:: Assigned task ::
With the pictures left out, repeat every entry that follows exactly.

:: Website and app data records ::
*** Block opens ***
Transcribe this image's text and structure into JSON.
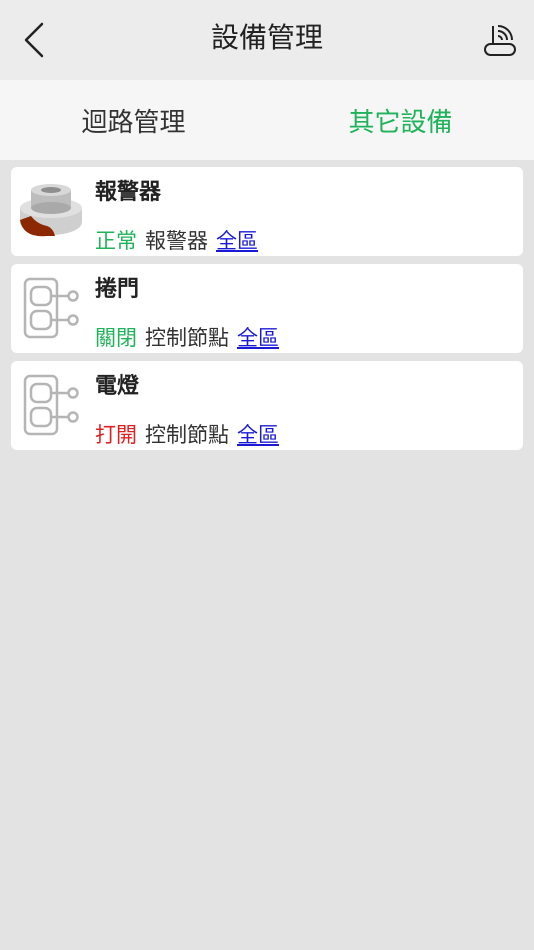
{
  "header": {
    "title": "設備管理",
    "back_icon": "chevron-left-icon",
    "right_icon": "router-wifi-icon"
  },
  "tabs": [
    {
      "label": "迴路管理",
      "active": false
    },
    {
      "label": "其它設備",
      "active": true
    }
  ],
  "colors": {
    "accent_green": "#1fb35a",
    "status_red": "#e02020",
    "zone_blue": "#1a1ad6"
  },
  "devices": [
    {
      "name": "報警器",
      "icon": "alarm-siren-icon",
      "status": "正常",
      "status_color": "#1fb35a",
      "type": "報警器",
      "zone": "全區"
    },
    {
      "name": "捲門",
      "icon": "control-node-icon",
      "status": "關閉",
      "status_color": "#1fb35a",
      "type": "控制節點",
      "zone": "全區"
    },
    {
      "name": "電燈",
      "icon": "control-node-icon",
      "status": "打開",
      "status_color": "#e02020",
      "type": "控制節點",
      "zone": "全區"
    }
  ]
}
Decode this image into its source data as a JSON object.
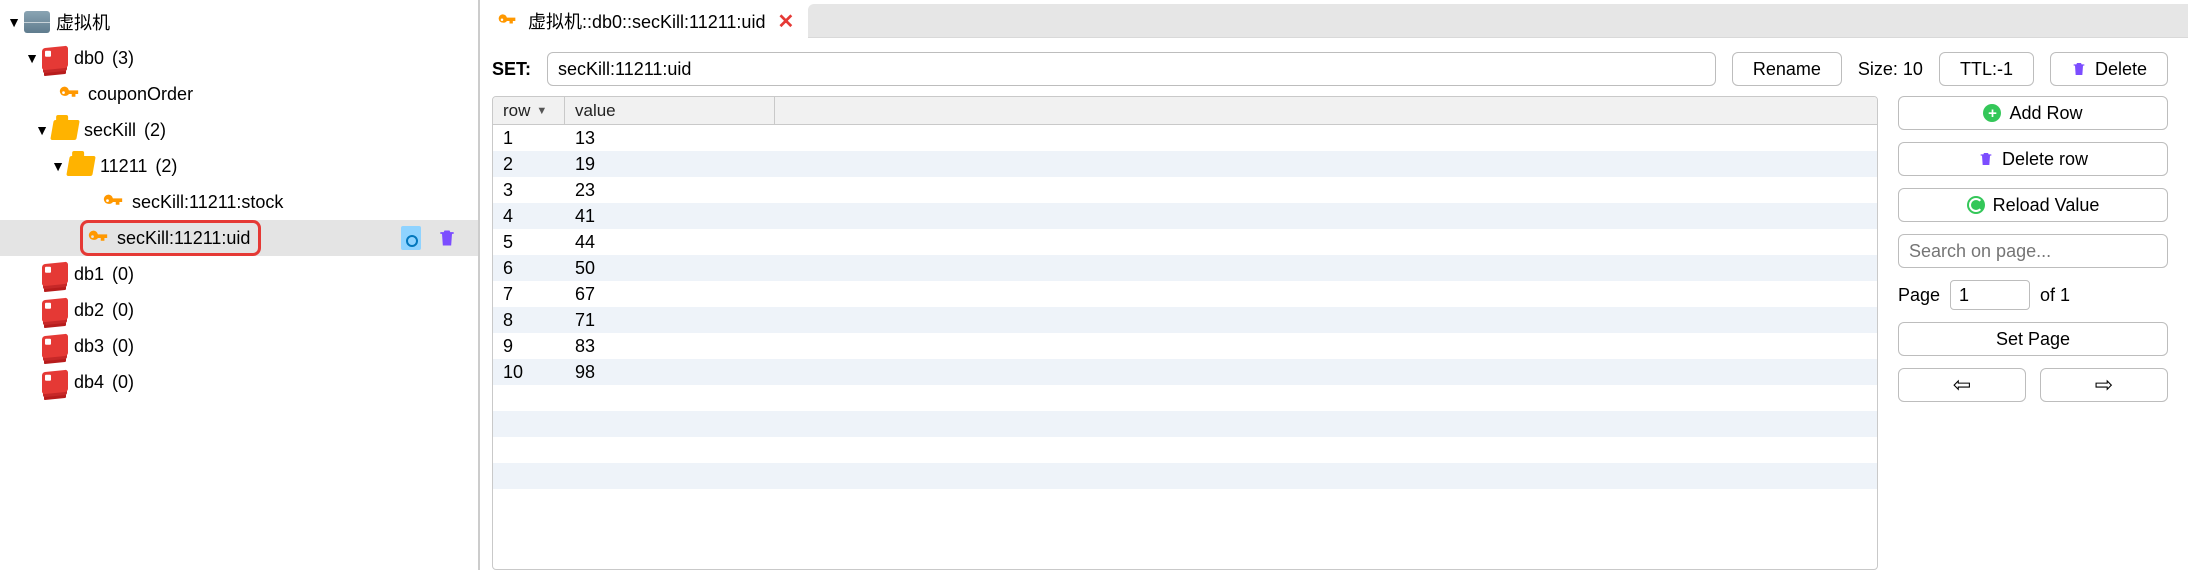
{
  "tree": {
    "server": "虚拟机",
    "db0": {
      "label": "db0",
      "count": "(3)"
    },
    "couponOrder": "couponOrder",
    "secKill": {
      "label": "secKill",
      "count": "(2)"
    },
    "k11211": {
      "label": "11211",
      "count": "(2)"
    },
    "stock": "secKill:11211:stock",
    "uid": "secKill:11211:uid",
    "db1": {
      "label": "db1",
      "count": "(0)"
    },
    "db2": {
      "label": "db2",
      "count": "(0)"
    },
    "db3": {
      "label": "db3",
      "count": "(0)"
    },
    "db4": {
      "label": "db4",
      "count": "(0)"
    }
  },
  "tab": {
    "title": "虚拟机::db0::secKill:11211:uid"
  },
  "toolbar": {
    "type_label": "SET:",
    "key_value": "secKill:11211:uid",
    "rename": "Rename",
    "size_label": "Size: 10",
    "ttl": "TTL:-1",
    "delete": "Delete"
  },
  "table": {
    "col_row": "row",
    "col_value": "value",
    "rows": [
      {
        "i": "1",
        "v": "13"
      },
      {
        "i": "2",
        "v": "19"
      },
      {
        "i": "3",
        "v": "23"
      },
      {
        "i": "4",
        "v": "41"
      },
      {
        "i": "5",
        "v": "44"
      },
      {
        "i": "6",
        "v": "50"
      },
      {
        "i": "7",
        "v": "67"
      },
      {
        "i": "8",
        "v": "71"
      },
      {
        "i": "9",
        "v": "83"
      },
      {
        "i": "10",
        "v": "98"
      }
    ]
  },
  "side": {
    "add_row": "Add Row",
    "delete_row": "Delete row",
    "reload": "Reload Value",
    "search_placeholder": "Search on page...",
    "page_label": "Page",
    "page_value": "1",
    "page_of": "of 1",
    "set_page": "Set Page",
    "prev": "⇦",
    "next": "⇨"
  }
}
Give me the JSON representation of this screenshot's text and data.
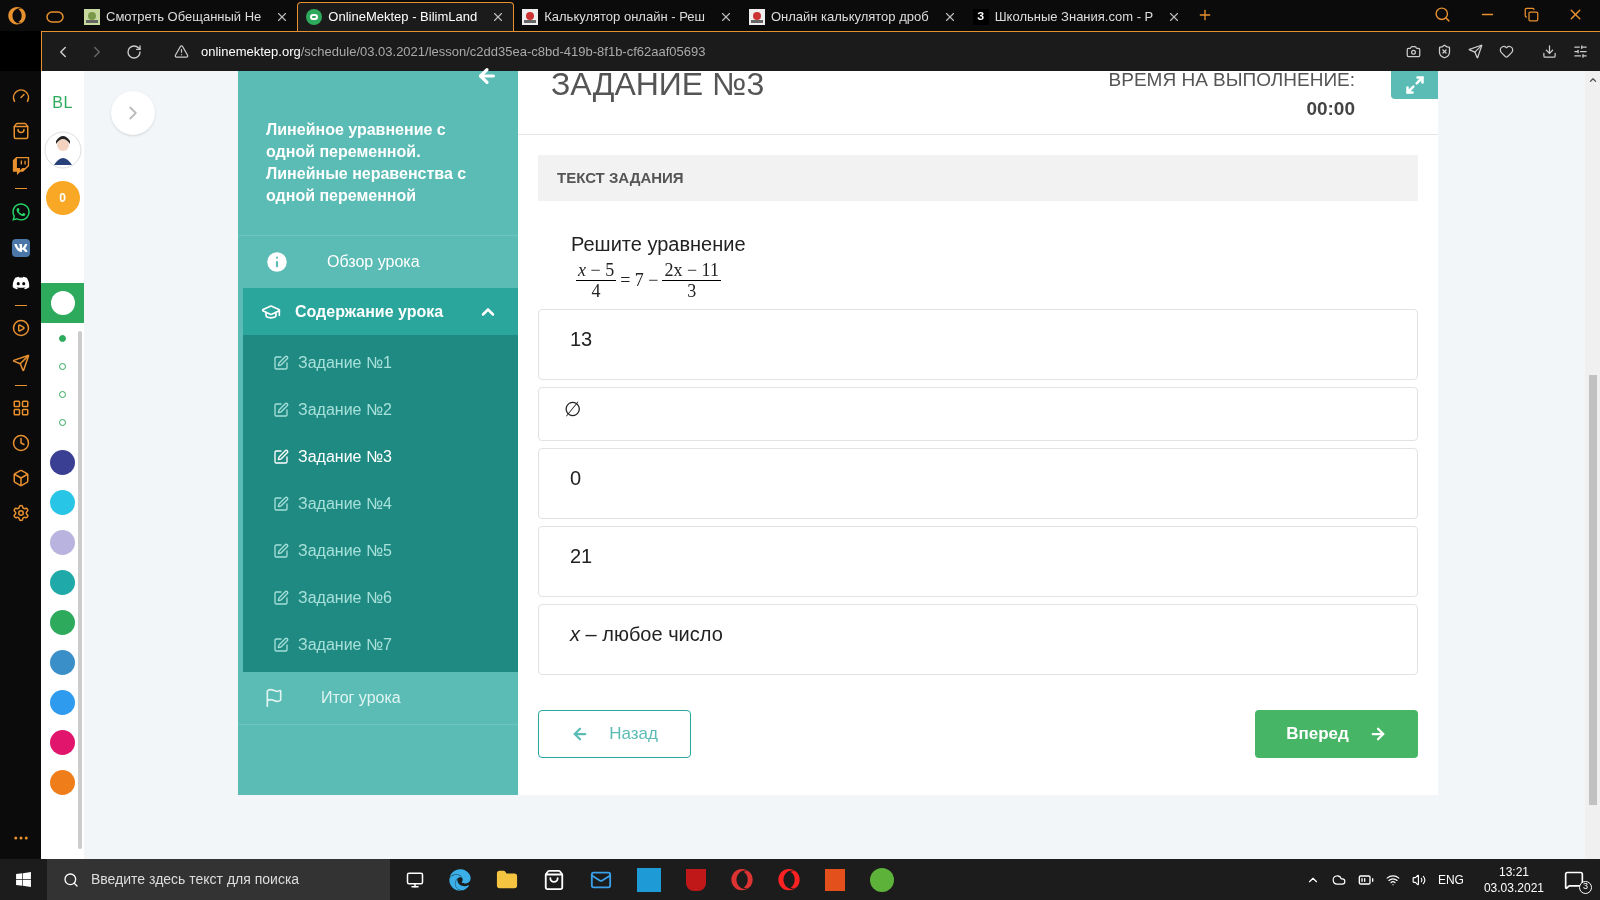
{
  "browser": {
    "tabs": [
      {
        "title": "Смотреть Обещанный Не",
        "selected": false
      },
      {
        "title": "OnlineMektep - BilimLand",
        "selected": true
      },
      {
        "title": "Калькулятор онлайн - Реш",
        "selected": false
      },
      {
        "title": "Онлайн калькулятор дроб",
        "selected": false
      },
      {
        "title": "Школьные Знания.com - Р",
        "selected": false,
        "icon_text": "З"
      }
    ],
    "address": {
      "domain": "onlinemektep.org",
      "path": "/schedule/03.03.2021/lesson/c2dd35ea-c8bd-419b-8f1b-cf62aaf05693"
    }
  },
  "site_sidebar": {
    "logo": "BL",
    "points": "0",
    "pager": [
      {
        "selected": true
      },
      {
        "selected": false
      },
      {
        "selected": false
      },
      {
        "selected": false
      }
    ],
    "apps": [
      {
        "color": "#3b3f94"
      },
      {
        "color": "#29c5e6"
      },
      {
        "color": "#b9b3e0"
      },
      {
        "color": "#1fa9a9"
      },
      {
        "color": "#2eaa5c"
      },
      {
        "color": "#3a8fc9"
      },
      {
        "color": "#2e9bef"
      },
      {
        "color": "#e0156b"
      },
      {
        "color": "#ef7d1a"
      }
    ]
  },
  "lesson_nav": {
    "title": "Линейное уравнение с одной переменной. Линейные неравенства с одной переменной",
    "items": [
      {
        "kind": "info",
        "label": "Обзор урока"
      },
      {
        "kind": "section",
        "label": "Содержание урока",
        "expanded": true,
        "children": [
          {
            "label": "Задание №1",
            "selected": false
          },
          {
            "label": "Задание №2",
            "selected": false
          },
          {
            "label": "Задание №3",
            "selected": true
          },
          {
            "label": "Задание №4",
            "selected": false
          },
          {
            "label": "Задание №5",
            "selected": false
          },
          {
            "label": "Задание №6",
            "selected": false
          },
          {
            "label": "Задание №7",
            "selected": false
          }
        ]
      },
      {
        "kind": "result",
        "label": "Итог урока",
        "disabled": true
      }
    ]
  },
  "task": {
    "title": "ЗАДАНИЕ №3",
    "timer_label": "ВРЕМЯ НА ВЫПОЛНЕНИЕ:",
    "timer": "00:00",
    "section_label": "ТЕКСТ ЗАДАНИЯ",
    "question": "Решите уравнение",
    "equation": {
      "left_num": "*x* − 5",
      "left_den": "4",
      "middle": "= 7 −",
      "right_num": "2x − 11",
      "right_den": "3"
    },
    "answers": [
      "13",
      "∅",
      "0",
      "21",
      "*x* – любое число"
    ],
    "back": "Назад",
    "forward": "Вперед"
  },
  "taskbar": {
    "search_placeholder": "Введите здесь текст для поиска",
    "language": "ENG",
    "time": "13:21",
    "date": "03.03.2021",
    "notifications": "3"
  }
}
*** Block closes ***
:: Solution to the exercise ::
Transcribe this image's text and structure into JSON.
{
  "header": {
    "title": "設備管理",
    "back_icon": "chevron-left-icon",
    "right_icon": "router-wifi-icon"
  },
  "tabs": [
    {
      "label": "迴路管理",
      "active": false
    },
    {
      "label": "其它設備",
      "active": true
    }
  ],
  "colors": {
    "accent_green": "#1fb35a",
    "status_red": "#e02020",
    "zone_blue": "#1a1ad6"
  },
  "devices": [
    {
      "name": "報警器",
      "icon": "alarm-siren-icon",
      "status": "正常",
      "status_color": "#1fb35a",
      "type": "報警器",
      "zone": "全區"
    },
    {
      "name": "捲門",
      "icon": "control-node-icon",
      "status": "關閉",
      "status_color": "#1fb35a",
      "type": "控制節點",
      "zone": "全區"
    },
    {
      "name": "電燈",
      "icon": "control-node-icon",
      "status": "打開",
      "status_color": "#e02020",
      "type": "控制節點",
      "zone": "全區"
    }
  ]
}
Decode this image into its source data as a JSON object.
{
  "tree": {
    "server": "虚拟机",
    "db0": {
      "label": "db0",
      "count": "(3)"
    },
    "couponOrder": "couponOrder",
    "secKill": {
      "label": "secKill",
      "count": "(2)"
    },
    "k11211": {
      "label": "11211",
      "count": "(2)"
    },
    "stock": "secKill:11211:stock",
    "uid": "secKill:11211:uid",
    "db1": {
      "label": "db1",
      "count": "(0)"
    },
    "db2": {
      "label": "db2",
      "count": "(0)"
    },
    "db3": {
      "label": "db3",
      "count": "(0)"
    },
    "db4": {
      "label": "db4",
      "count": "(0)"
    }
  },
  "tab": {
    "title": "虚拟机::db0::secKill:11211:uid"
  },
  "toolbar": {
    "type_label": "SET:",
    "key_value": "secKill:11211:uid",
    "rename": "Rename",
    "size_label": "Size: 10",
    "ttl": "TTL:-1",
    "delete": "Delete"
  },
  "table": {
    "col_row": "row",
    "col_value": "value",
    "rows": [
      {
        "i": "1",
        "v": "13"
      },
      {
        "i": "2",
        "v": "19"
      },
      {
        "i": "3",
        "v": "23"
      },
      {
        "i": "4",
        "v": "41"
      },
      {
        "i": "5",
        "v": "44"
      },
      {
        "i": "6",
        "v": "50"
      },
      {
        "i": "7",
        "v": "67"
      },
      {
        "i": "8",
        "v": "71"
      },
      {
        "i": "9",
        "v": "83"
      },
      {
        "i": "10",
        "v": "98"
      }
    ]
  },
  "side": {
    "add_row": "Add Row",
    "delete_row": "Delete row",
    "reload": "Reload Value",
    "search_placeholder": "Search on page...",
    "page_label": "Page",
    "page_value": "1",
    "page_of": "of 1",
    "set_page": "Set Page",
    "prev": "⇦",
    "next": "⇨"
  }
}
Give me the JSON representation of this screenshot's text and data.
{
  "browser": {
    "tabs": [
      {
        "title": "Смотреть Обещанный Не",
        "selected": false
      },
      {
        "title": "OnlineMektep - BilimLand",
        "selected": true
      },
      {
        "title": "Калькулятор онлайн - Реш",
        "selected": false
      },
      {
        "title": "Онлайн калькулятор дроб",
        "selected": false
      },
      {
        "title": "Школьные Знания.com - Р",
        "selected": false,
        "icon_text": "З"
      }
    ],
    "address": {
      "domain": "onlinemektep.org",
      "path": "/schedule/03.03.2021/lesson/c2dd35ea-c8bd-419b-8f1b-cf62aaf05693"
    }
  },
  "site_sidebar": {
    "logo": "BL",
    "points": "0",
    "pager": [
      {
        "selected": true
      },
      {
        "selected": false
      },
      {
        "selected": false
      },
      {
        "selected": false
      }
    ],
    "apps": [
      {
        "color": "#3b3f94"
      },
      {
        "color": "#29c5e6"
      },
      {
        "color": "#b9b3e0"
      },
      {
        "color": "#1fa9a9"
      },
      {
        "color": "#2eaa5c"
      },
      {
        "color": "#3a8fc9"
      },
      {
        "color": "#2e9bef"
      },
      {
        "color": "#e0156b"
      },
      {
        "color": "#ef7d1a"
      }
    ]
  },
  "lesson_nav": {
    "title": "Линейное уравнение с одной переменной. Линейные неравенства с одной переменной",
    "items": [
      {
        "kind": "info",
        "label": "Обзор урока"
      },
      {
        "kind": "section",
        "label": "Содержание урока",
        "expanded": true,
        "children": [
          {
            "label": "Задание №1",
            "selected": false
          },
          {
            "label": "Задание №2",
            "selected": false
          },
          {
            "label": "Задание №3",
            "selected": true
          },
          {
            "label": "Задание №4",
            "selected": false
          },
          {
            "label": "Задание №5",
            "selected": false
          },
          {
            "label": "Задание №6",
            "selected": false
          },
          {
            "label": "Задание №7",
            "selected": false
          }
        ]
      },
      {
        "kind": "result",
        "label": "Итог урока",
        "disabled": true
      }
    ]
  },
  "task": {
    "title": "ЗАДАНИЕ №3",
    "timer_label": "ВРЕМЯ НА ВЫПОЛНЕНИЕ:",
    "timer": "00:00",
    "section_label": "ТЕКСТ ЗАДАНИЯ",
    "question": "Решите уравнение",
    "equation": {
      "left_num": "*x* − 5",
      "left_den": "4",
      "middle": "= 7 −",
      "right_num": "2x − 11",
      "right_den": "3"
    },
    "answers": [
      "13",
      "∅",
      "0",
      "21",
      "*x* – любое число"
    ],
    "back": "Назад",
    "forward": "Вперед"
  },
  "taskbar": {
    "search_placeholder": "Введите здесь текст для поиска",
    "language": "ENG",
    "time": "13:21",
    "date": "03.03.2021",
    "notifications": "3"
  }
}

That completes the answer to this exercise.